## [WHAT YOU HAVE TO DO]
Starting with the first line, output the data exactly, through to the last line.

- - - - -

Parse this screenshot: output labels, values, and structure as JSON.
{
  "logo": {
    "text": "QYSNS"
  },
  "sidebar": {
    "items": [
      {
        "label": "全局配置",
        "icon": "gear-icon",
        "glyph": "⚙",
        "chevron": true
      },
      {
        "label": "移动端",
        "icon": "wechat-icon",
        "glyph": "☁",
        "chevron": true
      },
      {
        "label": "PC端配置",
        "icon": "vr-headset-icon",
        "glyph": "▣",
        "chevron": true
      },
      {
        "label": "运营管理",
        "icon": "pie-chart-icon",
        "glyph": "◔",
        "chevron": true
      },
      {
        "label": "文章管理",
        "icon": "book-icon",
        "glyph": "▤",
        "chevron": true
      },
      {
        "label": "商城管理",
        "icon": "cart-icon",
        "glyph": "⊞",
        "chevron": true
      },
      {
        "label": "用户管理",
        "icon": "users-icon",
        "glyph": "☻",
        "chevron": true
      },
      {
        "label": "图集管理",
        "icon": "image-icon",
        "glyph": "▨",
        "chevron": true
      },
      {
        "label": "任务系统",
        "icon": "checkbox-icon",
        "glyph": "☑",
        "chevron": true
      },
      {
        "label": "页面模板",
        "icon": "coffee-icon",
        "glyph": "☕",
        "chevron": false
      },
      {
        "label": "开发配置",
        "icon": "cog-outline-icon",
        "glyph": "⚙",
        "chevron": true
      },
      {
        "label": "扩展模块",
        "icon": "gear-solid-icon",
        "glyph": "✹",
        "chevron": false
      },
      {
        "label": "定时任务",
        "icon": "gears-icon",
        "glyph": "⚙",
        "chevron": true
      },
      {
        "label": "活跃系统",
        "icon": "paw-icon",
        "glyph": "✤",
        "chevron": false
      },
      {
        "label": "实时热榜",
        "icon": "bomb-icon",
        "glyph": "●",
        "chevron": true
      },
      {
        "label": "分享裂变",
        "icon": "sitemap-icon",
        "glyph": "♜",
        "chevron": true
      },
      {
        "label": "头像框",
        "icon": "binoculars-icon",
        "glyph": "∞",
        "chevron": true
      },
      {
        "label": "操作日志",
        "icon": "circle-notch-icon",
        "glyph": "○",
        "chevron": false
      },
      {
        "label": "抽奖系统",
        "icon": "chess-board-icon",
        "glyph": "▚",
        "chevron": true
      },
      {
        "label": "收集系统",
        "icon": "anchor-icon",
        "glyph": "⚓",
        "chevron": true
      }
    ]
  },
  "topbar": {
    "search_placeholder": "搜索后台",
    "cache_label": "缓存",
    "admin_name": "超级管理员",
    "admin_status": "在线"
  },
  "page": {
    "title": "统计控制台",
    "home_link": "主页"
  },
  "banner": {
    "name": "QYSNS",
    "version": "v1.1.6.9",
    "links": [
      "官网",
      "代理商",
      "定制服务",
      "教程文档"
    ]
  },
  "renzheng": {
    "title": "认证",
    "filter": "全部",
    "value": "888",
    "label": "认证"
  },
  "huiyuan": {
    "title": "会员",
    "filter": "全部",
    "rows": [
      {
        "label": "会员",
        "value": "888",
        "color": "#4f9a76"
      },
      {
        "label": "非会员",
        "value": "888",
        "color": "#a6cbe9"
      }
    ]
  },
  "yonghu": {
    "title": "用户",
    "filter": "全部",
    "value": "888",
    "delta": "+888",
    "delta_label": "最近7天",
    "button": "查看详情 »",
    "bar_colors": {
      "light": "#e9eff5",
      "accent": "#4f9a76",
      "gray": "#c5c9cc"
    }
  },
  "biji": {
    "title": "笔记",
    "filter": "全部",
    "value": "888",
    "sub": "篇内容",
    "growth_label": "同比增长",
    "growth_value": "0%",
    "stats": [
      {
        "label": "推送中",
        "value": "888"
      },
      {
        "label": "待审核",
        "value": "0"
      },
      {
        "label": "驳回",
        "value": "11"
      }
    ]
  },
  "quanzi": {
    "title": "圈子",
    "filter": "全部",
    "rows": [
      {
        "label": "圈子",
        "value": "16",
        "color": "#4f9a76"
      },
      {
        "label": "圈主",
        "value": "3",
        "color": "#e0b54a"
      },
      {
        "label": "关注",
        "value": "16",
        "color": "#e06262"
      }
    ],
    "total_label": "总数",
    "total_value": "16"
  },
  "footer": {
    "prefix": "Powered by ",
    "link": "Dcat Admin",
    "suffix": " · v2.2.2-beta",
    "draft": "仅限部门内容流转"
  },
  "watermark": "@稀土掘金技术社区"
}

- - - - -

## [RESULT]
Parse this screenshot: output labels, values, and structure as JSON.
{
  "logo": {
    "text": "QYSNS"
  },
  "sidebar": {
    "items": [
      {
        "label": "全局配置",
        "icon": "gear-icon",
        "glyph": "⚙",
        "chevron": true
      },
      {
        "label": "移动端",
        "icon": "wechat-icon",
        "glyph": "☁",
        "chevron": true
      },
      {
        "label": "PC端配置",
        "icon": "vr-headset-icon",
        "glyph": "▣",
        "chevron": true
      },
      {
        "label": "运营管理",
        "icon": "pie-chart-icon",
        "glyph": "◔",
        "chevron": true
      },
      {
        "label": "文章管理",
        "icon": "book-icon",
        "glyph": "▤",
        "chevron": true
      },
      {
        "label": "商城管理",
        "icon": "cart-icon",
        "glyph": "⊞",
        "chevron": true
      },
      {
        "label": "用户管理",
        "icon": "users-icon",
        "glyph": "☻",
        "chevron": true
      },
      {
        "label": "图集管理",
        "icon": "image-icon",
        "glyph": "▨",
        "chevron": true
      },
      {
        "label": "任务系统",
        "icon": "checkbox-icon",
        "glyph": "☑",
        "chevron": true
      },
      {
        "label": "页面模板",
        "icon": "coffee-icon",
        "glyph": "☕",
        "chevron": false
      },
      {
        "label": "开发配置",
        "icon": "cog-outline-icon",
        "glyph": "⚙",
        "chevron": true
      },
      {
        "label": "扩展模块",
        "icon": "gear-solid-icon",
        "glyph": "✹",
        "chevron": false
      },
      {
        "label": "定时任务",
        "icon": "gears-icon",
        "glyph": "⚙",
        "chevron": true
      },
      {
        "label": "活跃系统",
        "icon": "paw-icon",
        "glyph": "✤",
        "chevron": false
      },
      {
        "label": "实时热榜",
        "icon": "bomb-icon",
        "glyph": "●",
        "chevron": true
      },
      {
        "label": "分享裂变",
        "icon": "sitemap-icon",
        "glyph": "♜",
        "chevron": true
      },
      {
        "label": "头像框",
        "icon": "binoculars-icon",
        "glyph": "∞",
        "chevron": true
      },
      {
        "label": "操作日志",
        "icon": "circle-notch-icon",
        "glyph": "○",
        "chevron": false
      },
      {
        "label": "抽奖系统",
        "icon": "chess-board-icon",
        "glyph": "▚",
        "chevron": true
      },
      {
        "label": "收集系统",
        "icon": "anchor-icon",
        "glyph": "⚓",
        "chevron": true
      }
    ]
  },
  "topbar": {
    "search_placeholder": "搜索后台",
    "cache_label": "缓存",
    "admin_name": "超级管理员",
    "admin_status": "在线"
  },
  "page": {
    "title": "统计控制台",
    "home_link": "主页"
  },
  "banner": {
    "name": "QYSNS",
    "version": "v1.1.6.9",
    "links": [
      "官网",
      "代理商",
      "定制服务",
      "教程文档"
    ]
  },
  "renzheng": {
    "title": "认证",
    "filter": "全部",
    "value": "888",
    "label": "认证"
  },
  "huiyuan": {
    "title": "会员",
    "filter": "全部",
    "rows": [
      {
        "label": "会员",
        "value": "888",
        "color": "#4f9a76"
      },
      {
        "label": "非会员",
        "value": "888",
        "color": "#a6cbe9"
      }
    ]
  },
  "yonghu": {
    "title": "用户",
    "filter": "全部",
    "value": "888",
    "delta": "+888",
    "delta_label": "最近7天",
    "button": "查看详情 »",
    "bar_colors": {
      "light": "#e9eff5",
      "accent": "#4f9a76",
      "gray": "#c5c9cc"
    }
  },
  "biji": {
    "title": "笔记",
    "filter": "全部",
    "value": "888",
    "sub": "篇内容",
    "growth_label": "同比增长",
    "growth_value": "0%",
    "stats": [
      {
        "label": "推送中",
        "value": "888"
      },
      {
        "label": "待审核",
        "value": "0"
      },
      {
        "label": "驳回",
        "value": "11"
      }
    ]
  },
  "quanzi": {
    "title": "圈子",
    "filter": "全部",
    "rows": [
      {
        "label": "圈子",
        "value": "16",
        "color": "#4f9a76"
      },
      {
        "label": "圈主",
        "value": "3",
        "color": "#e0b54a"
      },
      {
        "label": "关注",
        "value": "16",
        "color": "#e06262"
      }
    ],
    "total_label": "总数",
    "total_value": "16"
  },
  "footer": {
    "prefix": "Powered by ",
    "link": "Dcat Admin",
    "suffix": " · v2.2.2-beta",
    "draft": "仅限部门内容流转"
  },
  "watermark": "@稀土掘金技术社区"
}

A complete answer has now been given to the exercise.